Asch’s Study, Milgram Experiment, and Stanford Prison Experiment
In order to learn human behavior, we need to perform various psychological tests. In order to obtain valid results, it is critical to create real psychological environment. Asch’s study, Milgram experiment, and Stanford Prison Experiment were designed to learn various aspects of human behavior.
The aim of Asch’s Study of Majority Influence was “to explore whether people conform to a group even when they know they are wrong and discovering the power of majority influence” (Asch’s Study of Majority Influence).
The members of the control group had to find the two equal graphic lines drawn on the two different cards. The experiment has shown that people in the experiment gave correct answers, but later changed them to the wrong ones to stay unanimous with the rest of the group. The study has shown the tendency towards being “like everyone”. “It was a case with public compliance” (Asch’s Study of Majority Influence). People preferred social to informational influence.
In distinction from Asch’s study, Milgram experiment measured “the willingness of study participants to obey an authority figure to perform acts that conflicted with their personal conscience” (Milgram Experiment). Although Milgram has chosen a different focus in sociological studies of human behavior, he actually continued the logic of Asch’s Study. As with Asch’s study, the members of experimental group were asked to work with the two cards, but they were constantly under the pressure of physical and moral violence. The control group was divided into teachers and learners, and “the subjects believed that for each wrong answer, the learner was receiving actual shocks” (Milgram Experiment). The experiment has shown that 61-66 percents of people were prepared to inflict high voltages and did not refuse to participate in the experiment even when the voltages for the incorrect answers were increasing.
As with the two previous studies, Stanford Prison experiment was aimed at investigating human behavior under the conditions which were close to real. The experiment was simulating prison environment. It was necessary to learn human reaction to being arrested and being in prison. “Blindfolded and in a state of mild shock over their surprise arrest by the city police, our prisoners were put into a car and driven to the ‘Stanford County Jail for further processing” (Stanford Prison Experiment). It is remarkable, that out of the three analyzed studies, the two have played with people’s shock and pain, and were investigating people’s behavior in the state of painful physical and moral pressure. The prisoners in Stanford Prison Experiment were also humiliated. On the second day of experiment the prisoners rebelled, but the rebellion has caused even worse humiliation of prisoners and has produced better solidarity among guards. The prison environment was too real, and many subjects broke into hysteria and crying. Five days were enough to understand that it was time to end the experiment. All three studies had to research the will of a person under a pressure of certain environmental conditions or social opinions of others. The three described experiments have not only shown the weaknesses of personal will, but also the ability of many people to survive conditions close to real.

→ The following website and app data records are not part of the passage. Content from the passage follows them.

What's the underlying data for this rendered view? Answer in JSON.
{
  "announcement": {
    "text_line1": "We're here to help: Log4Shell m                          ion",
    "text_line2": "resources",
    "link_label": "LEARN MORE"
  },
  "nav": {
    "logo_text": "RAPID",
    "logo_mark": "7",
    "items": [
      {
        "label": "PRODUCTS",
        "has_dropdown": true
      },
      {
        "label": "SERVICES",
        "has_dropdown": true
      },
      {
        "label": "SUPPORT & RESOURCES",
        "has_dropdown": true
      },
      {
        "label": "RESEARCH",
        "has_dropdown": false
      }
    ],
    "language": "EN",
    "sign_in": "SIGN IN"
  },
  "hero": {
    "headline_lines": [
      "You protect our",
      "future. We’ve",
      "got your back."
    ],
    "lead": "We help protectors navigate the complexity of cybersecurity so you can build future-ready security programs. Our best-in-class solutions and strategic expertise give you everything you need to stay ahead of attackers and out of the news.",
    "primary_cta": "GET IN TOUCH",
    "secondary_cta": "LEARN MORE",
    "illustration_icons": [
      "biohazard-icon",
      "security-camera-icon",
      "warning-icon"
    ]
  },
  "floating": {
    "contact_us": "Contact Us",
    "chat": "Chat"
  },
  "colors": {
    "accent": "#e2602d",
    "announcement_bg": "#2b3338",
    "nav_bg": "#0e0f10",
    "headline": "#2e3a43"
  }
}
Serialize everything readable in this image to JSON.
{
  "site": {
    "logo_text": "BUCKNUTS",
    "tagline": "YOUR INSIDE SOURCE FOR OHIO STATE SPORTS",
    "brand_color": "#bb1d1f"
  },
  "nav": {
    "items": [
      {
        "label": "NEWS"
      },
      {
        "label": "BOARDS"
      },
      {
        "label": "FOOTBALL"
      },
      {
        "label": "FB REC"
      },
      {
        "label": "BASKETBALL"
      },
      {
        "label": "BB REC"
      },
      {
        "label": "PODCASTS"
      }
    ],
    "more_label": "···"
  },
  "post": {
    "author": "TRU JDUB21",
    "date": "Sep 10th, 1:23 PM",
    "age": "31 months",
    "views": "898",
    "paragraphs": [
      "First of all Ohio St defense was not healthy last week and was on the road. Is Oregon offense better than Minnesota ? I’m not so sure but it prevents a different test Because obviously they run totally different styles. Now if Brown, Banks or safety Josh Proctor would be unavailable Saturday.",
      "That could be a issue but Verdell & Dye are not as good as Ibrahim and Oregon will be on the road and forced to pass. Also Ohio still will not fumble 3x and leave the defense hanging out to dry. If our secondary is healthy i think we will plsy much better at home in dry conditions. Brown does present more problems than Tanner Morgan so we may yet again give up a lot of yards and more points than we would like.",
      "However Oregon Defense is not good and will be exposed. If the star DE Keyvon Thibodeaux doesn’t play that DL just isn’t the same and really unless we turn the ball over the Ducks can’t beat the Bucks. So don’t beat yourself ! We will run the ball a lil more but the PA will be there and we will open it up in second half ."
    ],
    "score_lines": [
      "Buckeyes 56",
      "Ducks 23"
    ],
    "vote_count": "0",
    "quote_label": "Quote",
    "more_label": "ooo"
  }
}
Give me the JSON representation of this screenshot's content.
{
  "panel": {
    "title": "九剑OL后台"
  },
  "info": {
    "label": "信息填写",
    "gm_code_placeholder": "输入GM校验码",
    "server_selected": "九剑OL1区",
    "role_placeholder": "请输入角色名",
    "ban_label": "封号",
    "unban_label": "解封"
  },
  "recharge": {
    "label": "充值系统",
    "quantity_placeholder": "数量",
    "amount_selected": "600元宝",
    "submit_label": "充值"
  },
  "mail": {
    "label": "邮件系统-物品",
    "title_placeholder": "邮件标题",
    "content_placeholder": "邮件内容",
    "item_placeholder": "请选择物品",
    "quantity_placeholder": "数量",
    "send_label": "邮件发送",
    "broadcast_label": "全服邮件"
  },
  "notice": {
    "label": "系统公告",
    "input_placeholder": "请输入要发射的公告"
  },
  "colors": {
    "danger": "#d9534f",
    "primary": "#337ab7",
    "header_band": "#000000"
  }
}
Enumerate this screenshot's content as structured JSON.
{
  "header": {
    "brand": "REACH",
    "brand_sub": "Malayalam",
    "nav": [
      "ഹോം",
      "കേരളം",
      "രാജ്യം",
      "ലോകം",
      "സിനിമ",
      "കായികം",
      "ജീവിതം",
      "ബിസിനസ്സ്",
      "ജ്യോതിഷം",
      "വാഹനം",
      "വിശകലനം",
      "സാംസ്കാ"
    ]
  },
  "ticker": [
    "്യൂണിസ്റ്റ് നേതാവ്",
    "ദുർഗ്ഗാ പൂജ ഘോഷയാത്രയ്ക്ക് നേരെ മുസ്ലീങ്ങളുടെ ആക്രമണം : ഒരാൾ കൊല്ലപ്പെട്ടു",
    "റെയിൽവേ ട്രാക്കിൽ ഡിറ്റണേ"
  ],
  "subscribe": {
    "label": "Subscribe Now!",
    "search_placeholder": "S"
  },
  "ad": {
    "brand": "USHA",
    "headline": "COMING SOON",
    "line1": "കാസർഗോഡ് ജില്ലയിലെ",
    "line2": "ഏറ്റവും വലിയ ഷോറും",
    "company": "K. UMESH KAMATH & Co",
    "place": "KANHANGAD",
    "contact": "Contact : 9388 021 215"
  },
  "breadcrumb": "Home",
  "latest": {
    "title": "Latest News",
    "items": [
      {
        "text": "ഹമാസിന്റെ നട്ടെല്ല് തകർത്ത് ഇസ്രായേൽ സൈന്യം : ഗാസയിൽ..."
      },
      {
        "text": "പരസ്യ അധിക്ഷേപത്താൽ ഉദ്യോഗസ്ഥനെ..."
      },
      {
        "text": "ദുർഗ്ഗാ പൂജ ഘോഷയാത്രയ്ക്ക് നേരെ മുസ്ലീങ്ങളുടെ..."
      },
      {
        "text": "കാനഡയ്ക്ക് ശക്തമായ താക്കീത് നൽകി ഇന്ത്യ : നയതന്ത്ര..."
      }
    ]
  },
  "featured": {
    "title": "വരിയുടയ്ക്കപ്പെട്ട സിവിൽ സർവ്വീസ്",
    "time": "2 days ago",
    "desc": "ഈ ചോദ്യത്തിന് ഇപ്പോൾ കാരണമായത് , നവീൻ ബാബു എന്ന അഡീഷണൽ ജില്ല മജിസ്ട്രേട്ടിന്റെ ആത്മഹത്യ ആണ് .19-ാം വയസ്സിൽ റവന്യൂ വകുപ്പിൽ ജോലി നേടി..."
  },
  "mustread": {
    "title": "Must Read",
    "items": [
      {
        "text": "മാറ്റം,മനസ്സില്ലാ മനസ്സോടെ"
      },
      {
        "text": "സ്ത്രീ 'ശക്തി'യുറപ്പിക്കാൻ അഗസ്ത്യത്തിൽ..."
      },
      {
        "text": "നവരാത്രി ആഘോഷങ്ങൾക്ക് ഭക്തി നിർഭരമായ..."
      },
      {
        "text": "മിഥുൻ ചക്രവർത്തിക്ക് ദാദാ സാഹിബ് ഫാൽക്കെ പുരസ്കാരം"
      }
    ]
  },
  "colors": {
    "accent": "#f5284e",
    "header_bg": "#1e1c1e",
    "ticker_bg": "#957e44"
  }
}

“Asch’s Study of Majority Influence”. 2007. Psychology Key Studies Website. 02 March
“Milgram Experiment”. 2008. Reference. 02 March 2008.
“Stanford Prison Experiment”. 2008. Stanford Prison Experiment. 02 March 2008.
Cite this Asch’s Study, Milgram Experiment, and Stanford Prison Experiment
Asch’s Study, Milgram Experiment, and Stanford Prison Experiment. (2016, Jul 29). Retrieved from https://graduateway.com/aschs-study-milgram-experiment-and-stanford-prison-experiment/